▸ Recorded information:
=== Begin Enclosure ===
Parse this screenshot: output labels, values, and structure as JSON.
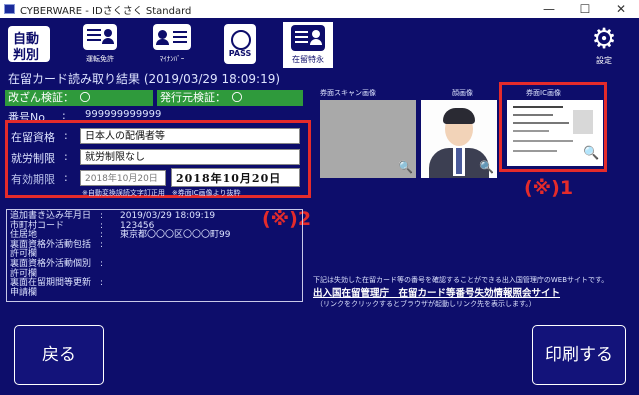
{
  "window": {
    "title": "CYBERWARE - IDさくさく Standard",
    "minimize": "—",
    "maximize": "☐",
    "close": "✕"
  },
  "toolbar": {
    "auto_label_1": "自動",
    "auto_label_2": "判別",
    "license_label": "運転免許",
    "mynumber_label": "ﾏｲﾅﾝﾊﾞｰ",
    "passport_label": "PASS",
    "residence_label": "在留特永",
    "settings_label": "設定"
  },
  "result": {
    "title": "在留カード読み取り結果 (2019/03/29 18:09:19)",
    "tamper_check": "改ざん検証：　〇",
    "issuer_check": "発行元検証：　〇",
    "number_label": "番号No",
    "number_colon": ":",
    "number_value": "999999999999"
  },
  "fields": {
    "status_label": "在留資格",
    "status_value": "日本人の配偶者等",
    "work_label": "就労制限",
    "work_value": "就労制限なし",
    "expiry_label": "有効期限",
    "expiry_value": "2018年10月20日",
    "expiry_big": "2018年10月20日",
    "note": "※自動変換誤読文字訂正用　※券面IC画像より抜粋",
    "colon": ":"
  },
  "images": {
    "scan_label": "券面スキャン画像",
    "face_label": "顔画像",
    "ic_label": "券面IC画像"
  },
  "annotations": {
    "mark1": "(※)1",
    "mark2": "(※)2"
  },
  "extra": {
    "rows": [
      {
        "label": "追加書き込み年月日",
        "value": "2019/03/29 18:09:19"
      },
      {
        "label": "市町村コード",
        "value": "123456"
      },
      {
        "label": "住居地",
        "value": "東京都〇〇〇区〇〇〇町99"
      },
      {
        "label": "裏面資格外活動包括",
        "value": ""
      },
      {
        "label": "許可欄",
        "value": ""
      },
      {
        "label": "裏面資格外活動個別",
        "value": ""
      },
      {
        "label": "許可欄",
        "value": ""
      },
      {
        "label": "裏面在留期間等更新",
        "value": ""
      },
      {
        "label": "申請欄",
        "value": ""
      }
    ],
    "colon": ":"
  },
  "info": {
    "desc": "下記は失効した在留カード等の番号を確認することができる出入国管理庁のWEBサイトです。",
    "link": "出入国在留管理庁　在留カード等番号失効情報照会サイト",
    "hint": "（リンクをクリックするとブラウザが起動しリンク先を表示します。）"
  },
  "buttons": {
    "back": "戻る",
    "print": "印刷する"
  },
  "colors": {
    "background": "#0d0d6b",
    "green": "#2f9a3c",
    "red_annotation": "#e42b2b"
  }
}
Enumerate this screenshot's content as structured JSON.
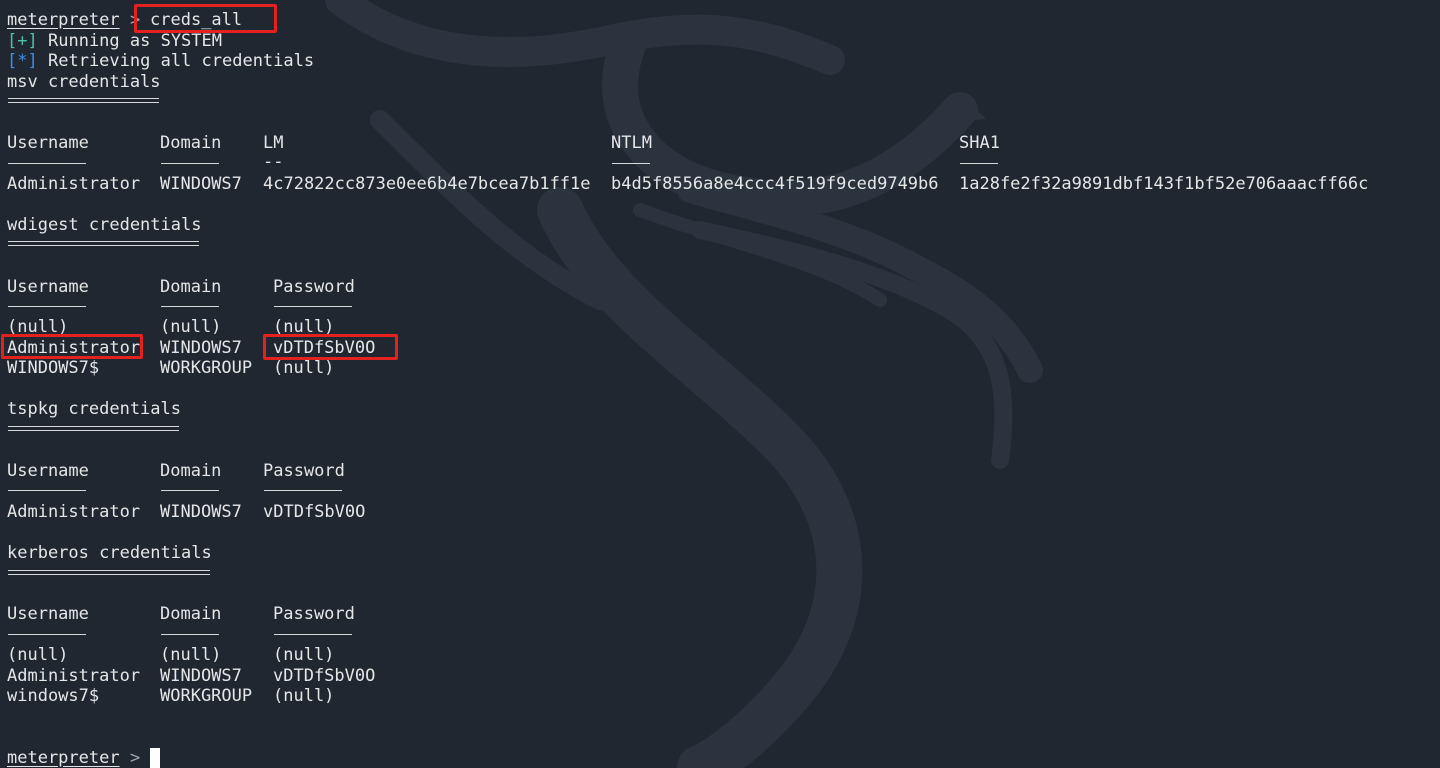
{
  "prompt": {
    "label": "meterpreter",
    "symbol": ">",
    "command": "creds_all"
  },
  "status_lines": [
    {
      "bracket": "[+]",
      "text": "Running as SYSTEM"
    },
    {
      "bracket": "[*]",
      "text": "Retrieving all credentials"
    }
  ],
  "msv": {
    "title": "msv credentials",
    "headers": [
      "Username",
      "Domain",
      "LM",
      "NTLM",
      "SHA1"
    ],
    "header_rule": [
      "--------",
      "------",
      "--",
      "----",
      "----"
    ],
    "rows": [
      [
        "Administrator",
        "WINDOWS7",
        "4c72822cc873e0ee6b4e7bcea7b1ff1e",
        "b4d5f8556a8e4ccc4f519f9ced9749b6",
        "1a28fe2f32a9891dbf143f1bf52e706aaacff66c"
      ]
    ]
  },
  "wdigest": {
    "title": "wdigest credentials",
    "headers": [
      "Username",
      "Domain",
      "Password"
    ],
    "rows": [
      [
        "(null)",
        "(null)",
        "(null)"
      ],
      [
        "Administrator",
        "WINDOWS7",
        "vDTDfSbV0O"
      ],
      [
        "WINDOWS7$",
        "WORKGROUP",
        "(null)"
      ]
    ]
  },
  "tspkg": {
    "title": "tspkg credentials",
    "headers": [
      "Username",
      "Domain",
      "Password"
    ],
    "rows": [
      [
        "Administrator",
        "WINDOWS7",
        "vDTDfSbV0O"
      ]
    ]
  },
  "kerberos": {
    "title": "kerberos credentials",
    "headers": [
      "Username",
      "Domain",
      "Password"
    ],
    "rows": [
      [
        "(null)",
        "(null)",
        "(null)"
      ],
      [
        "Administrator",
        "WINDOWS7",
        "vDTDfSbV0O"
      ],
      [
        "windows7$",
        "WORKGROUP",
        "(null)"
      ]
    ]
  },
  "final_prompt": {
    "label": "meterpreter",
    "symbol": ">"
  },
  "colors": {
    "background": "#202731",
    "text": "#e6e6e6",
    "success": "#4fc3a1",
    "info": "#3b8fe6",
    "highlight_box": "#e3211f"
  }
}
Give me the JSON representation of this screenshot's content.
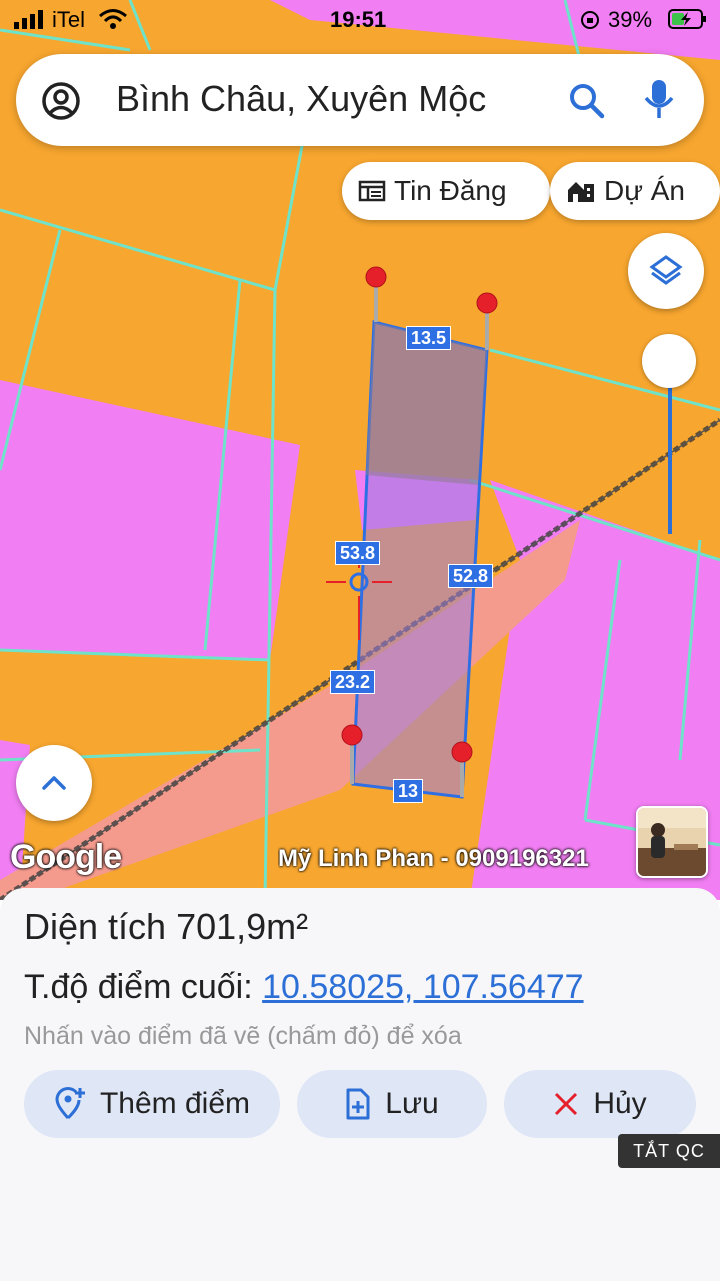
{
  "status_bar": {
    "carrier": "iTel",
    "time": "19:51",
    "battery": "39%"
  },
  "search": {
    "text": "Bình Châu, Xuyên Mộc"
  },
  "chips": {
    "listings_label": "Tin Đăng",
    "projects_label": "Dự Án"
  },
  "map": {
    "edge_labels": [
      "13.5",
      "52.8",
      "53.8",
      "23.2",
      "13"
    ],
    "watermark": "Mỹ Linh Phan - 0909196321",
    "logo": "Google",
    "colors": {
      "orange_zone": "#f7a62f",
      "pink_zone": "#f17ef3",
      "salmon_road": "#f59b8e",
      "parcel_lines": "#6fe3c9",
      "plot_outline": "#2f6fe4",
      "marker_red": "#e6202a"
    }
  },
  "info": {
    "area_label": "Diện tích",
    "area_value": "701,9m²",
    "last_point_label": "T.độ điểm cuối:",
    "last_point_coords": "10.58025, 107.56477",
    "hint": "Nhấn vào điểm đã vẽ (chấm đỏ) để xóa"
  },
  "actions": {
    "add_point": "Thêm điểm",
    "save": "Lưu",
    "cancel": "Hủy"
  },
  "ad_toggle": "TẮT QC"
}
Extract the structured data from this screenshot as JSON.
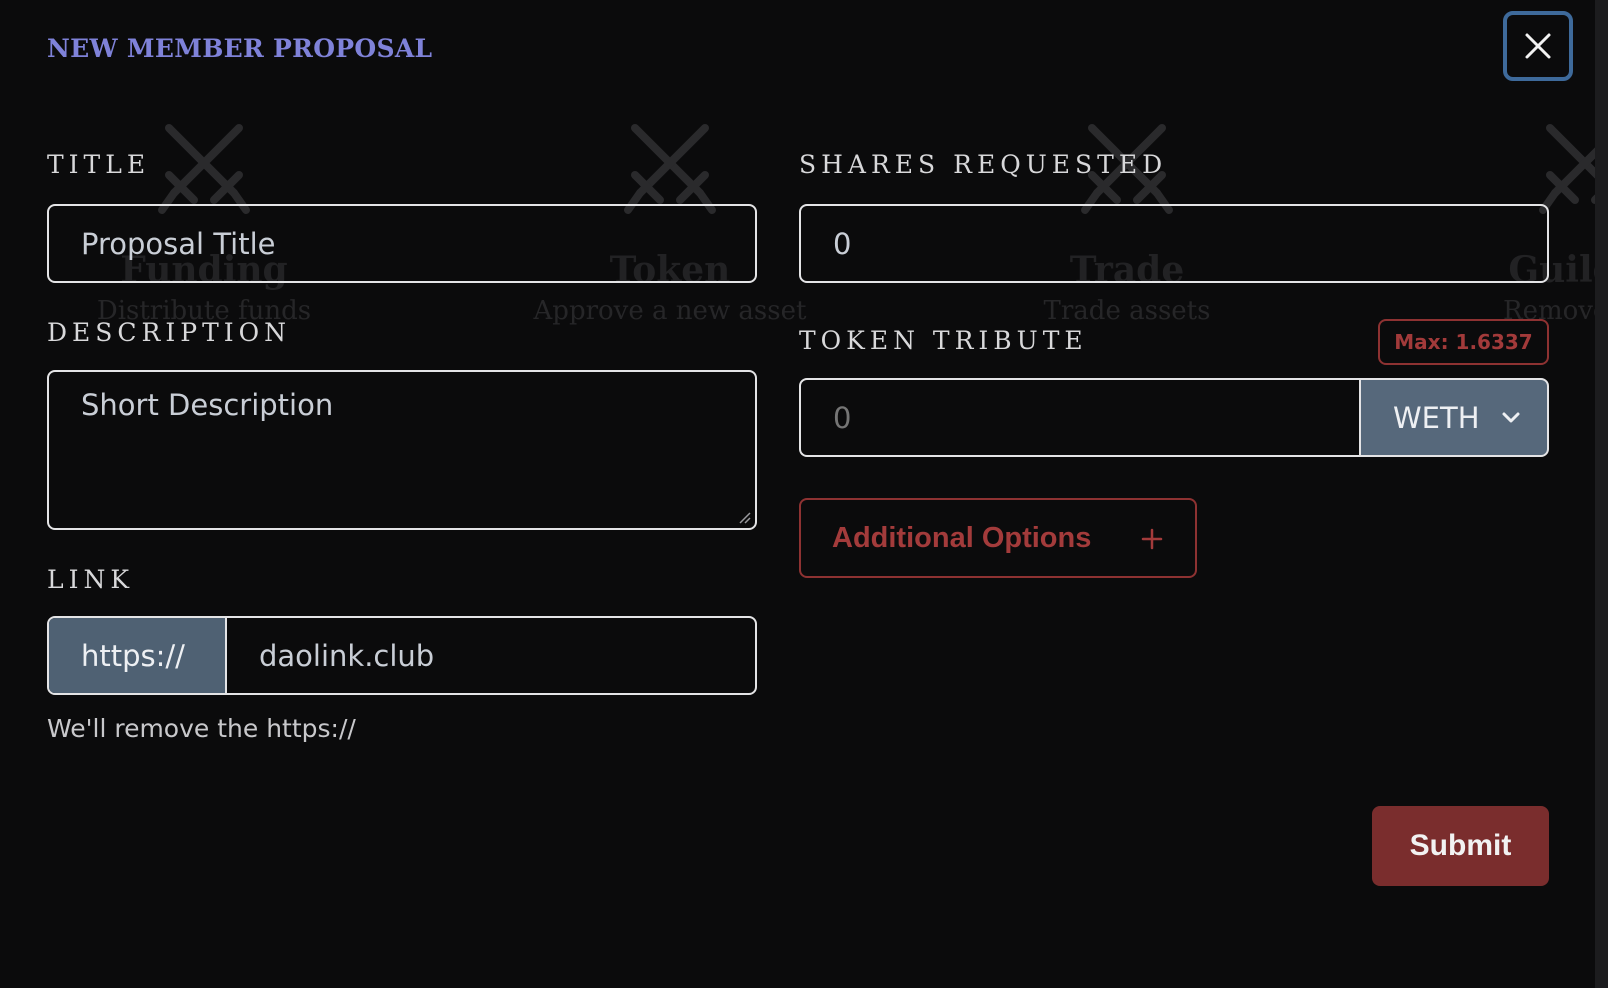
{
  "modal": {
    "title": "NEW MEMBER PROPOSAL",
    "close_icon": "close-icon"
  },
  "background_cards": [
    {
      "title": "Funding",
      "subtitle": "Distribute funds",
      "icon": "crossed-swords-icon"
    },
    {
      "title": "Token",
      "subtitle": "Approve a new asset",
      "icon": "crossed-swords-icon"
    },
    {
      "title": "Trade",
      "subtitle": "Trade assets",
      "icon": "crossed-swords-icon"
    },
    {
      "title": "Guild K",
      "subtitle": "Remove a M",
      "icon": "crossed-swords-icon"
    }
  ],
  "form": {
    "title": {
      "label": "TITLE",
      "placeholder": "Proposal Title",
      "value": ""
    },
    "description": {
      "label": "DESCRIPTION",
      "placeholder": "Short Description",
      "value": ""
    },
    "link": {
      "label": "LINK",
      "prefix": "https://",
      "placeholder": "daolink.club",
      "value": "",
      "helper": "We'll remove the https://"
    },
    "shares_requested": {
      "label": "SHARES REQUESTED",
      "placeholder": "0",
      "value": ""
    },
    "token_tribute": {
      "label": "TOKEN TRIBUTE",
      "placeholder": "0",
      "value": "",
      "max_label": "Max: 1.6337",
      "token": "WETH"
    },
    "additional_options_label": "Additional Options",
    "submit_label": "Submit"
  },
  "colors": {
    "background": "#0b0b0c",
    "title_accent": "#7f82d9",
    "danger": "#a33b3b",
    "submit_bg": "#7a2d2d",
    "addon_bg": "#4f6173",
    "close_border": "#3e6a9b"
  }
}
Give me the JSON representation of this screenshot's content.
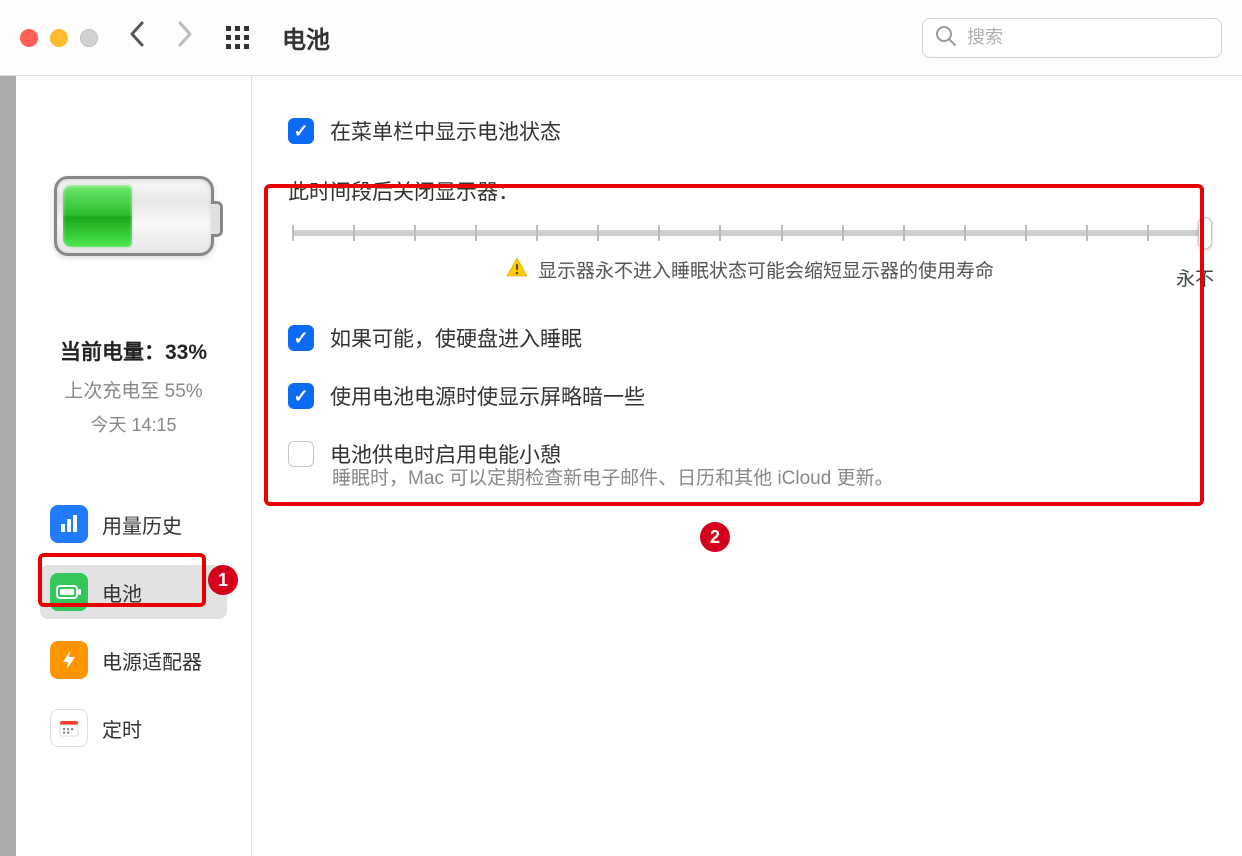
{
  "header": {
    "title": "电池",
    "search_placeholder": "搜索"
  },
  "sidebar": {
    "current_level_label": "当前电量：33%",
    "last_charge_label": "上次充电至 55%",
    "last_charge_time": "今天 14:15",
    "items": [
      {
        "label": "用量历史"
      },
      {
        "label": "电池"
      },
      {
        "label": "电源适配器"
      },
      {
        "label": "定时"
      }
    ]
  },
  "main": {
    "show_in_menubar_label": "在菜单栏中显示电池状态",
    "slider_label": "此时间段后关闭显示器：",
    "slider_end_label": "永不",
    "warning_text": "显示器永不进入睡眠状态可能会缩短显示器的使用寿命",
    "options": [
      {
        "label": "如果可能，使硬盘进入睡眠",
        "checked": true
      },
      {
        "label": "使用电池电源时使显示屏略暗一些",
        "checked": true
      },
      {
        "label": "电池供电时启用电能小憩",
        "checked": false
      }
    ],
    "power_nap_sub": "睡眠时，Mac 可以定期检查新电子邮件、日历和其他 iCloud 更新。"
  },
  "annotations": {
    "badge1": "1",
    "badge2": "2"
  }
}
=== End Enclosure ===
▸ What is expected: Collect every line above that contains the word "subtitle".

▸ Task output:
      "subtitle": "Distribute funds",
      "subtitle": "Approve a new asset",
      "subtitle": "Trade assets",
      "subtitle": "Remove a M",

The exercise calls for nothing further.